• _TASK TO CARRY OUT_
Report every line in the listing that contains the string "filePath".

*** THE INPUT ***

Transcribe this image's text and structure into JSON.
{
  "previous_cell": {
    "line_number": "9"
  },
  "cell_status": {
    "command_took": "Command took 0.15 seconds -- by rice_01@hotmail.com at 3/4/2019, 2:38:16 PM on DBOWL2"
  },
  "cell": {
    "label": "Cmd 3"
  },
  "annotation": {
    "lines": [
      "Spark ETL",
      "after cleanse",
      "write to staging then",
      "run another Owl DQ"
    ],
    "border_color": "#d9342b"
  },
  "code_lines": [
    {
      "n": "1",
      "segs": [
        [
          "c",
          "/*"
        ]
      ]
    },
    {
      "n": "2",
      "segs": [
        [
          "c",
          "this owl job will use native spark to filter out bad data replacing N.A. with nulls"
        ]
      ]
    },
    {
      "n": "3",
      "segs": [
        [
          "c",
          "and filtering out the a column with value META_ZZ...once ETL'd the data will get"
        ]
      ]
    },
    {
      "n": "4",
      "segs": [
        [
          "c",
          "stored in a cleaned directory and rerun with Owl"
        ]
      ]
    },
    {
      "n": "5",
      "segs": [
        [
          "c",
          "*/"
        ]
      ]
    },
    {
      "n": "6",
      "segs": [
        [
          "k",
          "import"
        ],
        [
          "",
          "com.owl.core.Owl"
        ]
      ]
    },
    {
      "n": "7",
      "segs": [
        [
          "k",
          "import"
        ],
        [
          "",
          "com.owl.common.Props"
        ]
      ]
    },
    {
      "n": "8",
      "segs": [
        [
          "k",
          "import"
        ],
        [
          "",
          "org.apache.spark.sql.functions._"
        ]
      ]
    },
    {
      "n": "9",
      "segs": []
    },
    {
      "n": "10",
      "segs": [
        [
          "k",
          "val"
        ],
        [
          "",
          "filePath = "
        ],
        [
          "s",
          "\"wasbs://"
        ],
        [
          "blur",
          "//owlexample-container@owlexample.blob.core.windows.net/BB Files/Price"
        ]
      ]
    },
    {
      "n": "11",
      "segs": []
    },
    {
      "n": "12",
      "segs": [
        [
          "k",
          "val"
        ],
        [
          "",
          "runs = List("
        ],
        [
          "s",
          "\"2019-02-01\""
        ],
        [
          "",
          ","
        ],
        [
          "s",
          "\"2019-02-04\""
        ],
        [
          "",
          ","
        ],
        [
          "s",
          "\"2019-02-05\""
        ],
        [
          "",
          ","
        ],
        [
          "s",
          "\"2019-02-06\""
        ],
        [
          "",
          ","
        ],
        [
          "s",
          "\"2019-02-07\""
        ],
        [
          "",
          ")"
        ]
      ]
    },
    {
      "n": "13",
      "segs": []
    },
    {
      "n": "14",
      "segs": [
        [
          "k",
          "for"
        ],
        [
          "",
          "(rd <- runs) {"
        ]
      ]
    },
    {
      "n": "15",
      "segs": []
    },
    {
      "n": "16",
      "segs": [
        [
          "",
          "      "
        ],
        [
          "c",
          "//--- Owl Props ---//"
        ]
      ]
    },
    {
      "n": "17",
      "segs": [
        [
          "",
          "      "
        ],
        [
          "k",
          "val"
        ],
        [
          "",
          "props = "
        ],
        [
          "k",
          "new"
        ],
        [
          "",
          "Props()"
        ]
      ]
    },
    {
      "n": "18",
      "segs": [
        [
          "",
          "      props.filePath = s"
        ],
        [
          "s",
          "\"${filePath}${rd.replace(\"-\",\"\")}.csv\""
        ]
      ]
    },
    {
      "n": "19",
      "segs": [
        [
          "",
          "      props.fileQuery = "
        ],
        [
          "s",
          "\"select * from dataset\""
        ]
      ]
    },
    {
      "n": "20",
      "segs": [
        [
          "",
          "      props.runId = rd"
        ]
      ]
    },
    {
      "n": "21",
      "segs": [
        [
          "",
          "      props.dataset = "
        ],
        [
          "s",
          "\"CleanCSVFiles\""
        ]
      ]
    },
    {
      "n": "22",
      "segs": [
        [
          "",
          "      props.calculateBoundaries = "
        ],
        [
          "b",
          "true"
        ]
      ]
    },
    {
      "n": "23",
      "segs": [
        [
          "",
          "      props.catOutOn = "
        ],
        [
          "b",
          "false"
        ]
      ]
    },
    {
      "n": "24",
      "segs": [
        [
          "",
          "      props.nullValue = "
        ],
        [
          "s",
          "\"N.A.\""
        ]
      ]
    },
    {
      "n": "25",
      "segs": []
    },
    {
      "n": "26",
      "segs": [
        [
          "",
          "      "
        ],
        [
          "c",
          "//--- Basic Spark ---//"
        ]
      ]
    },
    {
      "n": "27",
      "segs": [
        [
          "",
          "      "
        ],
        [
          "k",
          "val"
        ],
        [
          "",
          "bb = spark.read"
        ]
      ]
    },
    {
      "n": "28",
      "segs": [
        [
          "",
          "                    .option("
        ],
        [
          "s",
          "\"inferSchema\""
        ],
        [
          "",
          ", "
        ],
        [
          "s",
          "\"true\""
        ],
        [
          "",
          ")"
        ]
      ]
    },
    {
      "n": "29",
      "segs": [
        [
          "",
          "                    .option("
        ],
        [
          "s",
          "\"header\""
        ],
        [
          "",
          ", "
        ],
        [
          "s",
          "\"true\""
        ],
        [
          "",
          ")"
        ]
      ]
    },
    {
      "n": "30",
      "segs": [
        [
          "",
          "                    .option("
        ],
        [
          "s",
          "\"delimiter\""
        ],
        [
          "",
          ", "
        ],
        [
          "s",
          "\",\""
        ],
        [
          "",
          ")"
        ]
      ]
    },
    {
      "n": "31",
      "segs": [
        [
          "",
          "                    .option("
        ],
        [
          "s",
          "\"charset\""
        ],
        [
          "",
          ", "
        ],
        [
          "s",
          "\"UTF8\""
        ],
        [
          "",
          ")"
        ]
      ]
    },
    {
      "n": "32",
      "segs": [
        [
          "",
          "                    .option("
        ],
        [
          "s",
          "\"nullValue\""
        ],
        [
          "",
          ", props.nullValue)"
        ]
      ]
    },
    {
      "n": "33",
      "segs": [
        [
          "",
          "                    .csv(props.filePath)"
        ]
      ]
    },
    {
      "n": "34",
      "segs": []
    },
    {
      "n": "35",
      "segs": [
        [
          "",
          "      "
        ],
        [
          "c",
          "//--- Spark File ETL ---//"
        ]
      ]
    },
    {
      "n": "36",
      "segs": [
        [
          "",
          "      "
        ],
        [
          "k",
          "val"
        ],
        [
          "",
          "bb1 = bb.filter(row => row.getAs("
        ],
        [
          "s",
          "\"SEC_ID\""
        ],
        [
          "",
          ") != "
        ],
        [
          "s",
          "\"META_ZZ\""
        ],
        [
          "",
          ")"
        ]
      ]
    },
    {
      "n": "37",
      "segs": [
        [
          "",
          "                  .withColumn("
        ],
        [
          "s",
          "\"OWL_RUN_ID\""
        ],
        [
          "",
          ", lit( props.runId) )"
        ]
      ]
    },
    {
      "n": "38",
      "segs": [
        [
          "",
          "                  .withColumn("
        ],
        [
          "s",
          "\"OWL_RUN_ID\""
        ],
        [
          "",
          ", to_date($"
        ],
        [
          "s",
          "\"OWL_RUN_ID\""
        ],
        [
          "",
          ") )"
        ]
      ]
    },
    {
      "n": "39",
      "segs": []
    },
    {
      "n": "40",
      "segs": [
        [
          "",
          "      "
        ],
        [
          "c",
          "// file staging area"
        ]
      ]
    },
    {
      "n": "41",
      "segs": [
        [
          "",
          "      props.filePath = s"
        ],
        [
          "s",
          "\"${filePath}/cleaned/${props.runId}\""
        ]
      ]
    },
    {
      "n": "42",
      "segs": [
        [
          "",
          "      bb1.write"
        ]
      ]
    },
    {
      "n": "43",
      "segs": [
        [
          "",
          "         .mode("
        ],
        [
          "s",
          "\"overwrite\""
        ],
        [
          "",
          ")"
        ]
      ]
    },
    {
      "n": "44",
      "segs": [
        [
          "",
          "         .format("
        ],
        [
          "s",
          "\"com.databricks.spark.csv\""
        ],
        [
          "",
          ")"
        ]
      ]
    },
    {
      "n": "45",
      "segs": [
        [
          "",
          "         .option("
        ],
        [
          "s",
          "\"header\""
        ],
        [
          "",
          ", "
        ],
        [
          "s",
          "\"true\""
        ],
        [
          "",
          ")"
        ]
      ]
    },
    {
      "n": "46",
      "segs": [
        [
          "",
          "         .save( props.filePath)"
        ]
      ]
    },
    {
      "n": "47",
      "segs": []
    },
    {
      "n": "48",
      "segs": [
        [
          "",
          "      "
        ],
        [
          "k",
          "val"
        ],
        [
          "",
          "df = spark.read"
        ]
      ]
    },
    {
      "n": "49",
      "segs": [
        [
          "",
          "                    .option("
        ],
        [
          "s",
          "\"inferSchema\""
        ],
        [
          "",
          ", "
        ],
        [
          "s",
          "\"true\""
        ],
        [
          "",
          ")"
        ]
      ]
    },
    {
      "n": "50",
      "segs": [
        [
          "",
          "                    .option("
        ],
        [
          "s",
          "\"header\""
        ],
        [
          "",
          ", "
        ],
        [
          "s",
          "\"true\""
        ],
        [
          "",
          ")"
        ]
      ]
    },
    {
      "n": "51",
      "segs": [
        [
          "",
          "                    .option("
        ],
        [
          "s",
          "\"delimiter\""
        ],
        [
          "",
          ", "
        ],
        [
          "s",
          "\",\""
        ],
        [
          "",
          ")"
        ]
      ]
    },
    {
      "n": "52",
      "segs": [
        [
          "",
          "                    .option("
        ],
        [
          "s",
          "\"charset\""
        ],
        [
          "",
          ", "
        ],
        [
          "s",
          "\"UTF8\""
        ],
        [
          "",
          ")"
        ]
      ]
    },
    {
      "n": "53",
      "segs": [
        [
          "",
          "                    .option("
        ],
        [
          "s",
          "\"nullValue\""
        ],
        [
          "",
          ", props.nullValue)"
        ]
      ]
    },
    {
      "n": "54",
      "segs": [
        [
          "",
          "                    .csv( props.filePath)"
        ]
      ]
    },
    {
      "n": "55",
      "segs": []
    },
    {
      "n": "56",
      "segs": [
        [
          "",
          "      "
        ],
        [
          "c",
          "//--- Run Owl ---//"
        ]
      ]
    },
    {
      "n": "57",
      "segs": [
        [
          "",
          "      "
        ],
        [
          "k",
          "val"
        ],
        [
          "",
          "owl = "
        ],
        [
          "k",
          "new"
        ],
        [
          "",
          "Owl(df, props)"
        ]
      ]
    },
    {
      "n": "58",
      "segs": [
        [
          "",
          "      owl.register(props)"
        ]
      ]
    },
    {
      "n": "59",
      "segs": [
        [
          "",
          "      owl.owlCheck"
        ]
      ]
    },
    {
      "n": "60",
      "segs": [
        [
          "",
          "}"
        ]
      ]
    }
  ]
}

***

• _RESPONSE AREA_
          "filePath = "
          "      props.filePath = s"
          "\"${filePath}${rd.replace(\"-\",\"\")}.csv\""
          "                    .csv(props.filePath)"
          "      props.filePath = s"
          "\"${filePath}/cleaned/${props.runId}\""
          "         .save( props.filePath)"
          "                    .csv( props.filePath)"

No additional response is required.